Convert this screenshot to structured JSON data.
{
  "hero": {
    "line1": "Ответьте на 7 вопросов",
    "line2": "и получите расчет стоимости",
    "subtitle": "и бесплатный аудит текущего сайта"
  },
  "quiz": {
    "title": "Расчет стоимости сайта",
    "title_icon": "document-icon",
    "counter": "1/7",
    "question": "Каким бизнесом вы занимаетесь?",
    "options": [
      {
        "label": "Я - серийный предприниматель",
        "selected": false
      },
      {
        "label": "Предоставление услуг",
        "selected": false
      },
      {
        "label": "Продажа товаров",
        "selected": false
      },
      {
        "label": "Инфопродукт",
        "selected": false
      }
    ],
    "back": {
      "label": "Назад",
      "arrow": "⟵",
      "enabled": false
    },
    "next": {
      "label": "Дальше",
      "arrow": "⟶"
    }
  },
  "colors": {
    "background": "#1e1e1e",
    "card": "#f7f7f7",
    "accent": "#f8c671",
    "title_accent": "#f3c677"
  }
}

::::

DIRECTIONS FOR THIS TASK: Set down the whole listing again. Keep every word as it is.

ANSWER BELOW:
Convert this screenshot to structured JSON data.
{
  "hero": {
    "line1": "Ответьте на 7 вопросов",
    "line2": "и получите расчет стоимости",
    "subtitle": "и бесплатный аудит текущего сайта"
  },
  "quiz": {
    "title": "Расчет стоимости сайта",
    "title_icon": "document-icon",
    "counter": "1/7",
    "question": "Каким бизнесом вы занимаетесь?",
    "options": [
      {
        "label": "Я - серийный предприниматель",
        "selected": false
      },
      {
        "label": "Предоставление услуг",
        "selected": false
      },
      {
        "label": "Продажа товаров",
        "selected": false
      },
      {
        "label": "Инфопродукт",
        "selected": false
      }
    ],
    "back": {
      "label": "Назад",
      "arrow": "⟵",
      "enabled": false
    },
    "next": {
      "label": "Дальше",
      "arrow": "⟶"
    }
  },
  "colors": {
    "background": "#1e1e1e",
    "card": "#f7f7f7",
    "accent": "#f8c671",
    "title_accent": "#f3c677"
  }
}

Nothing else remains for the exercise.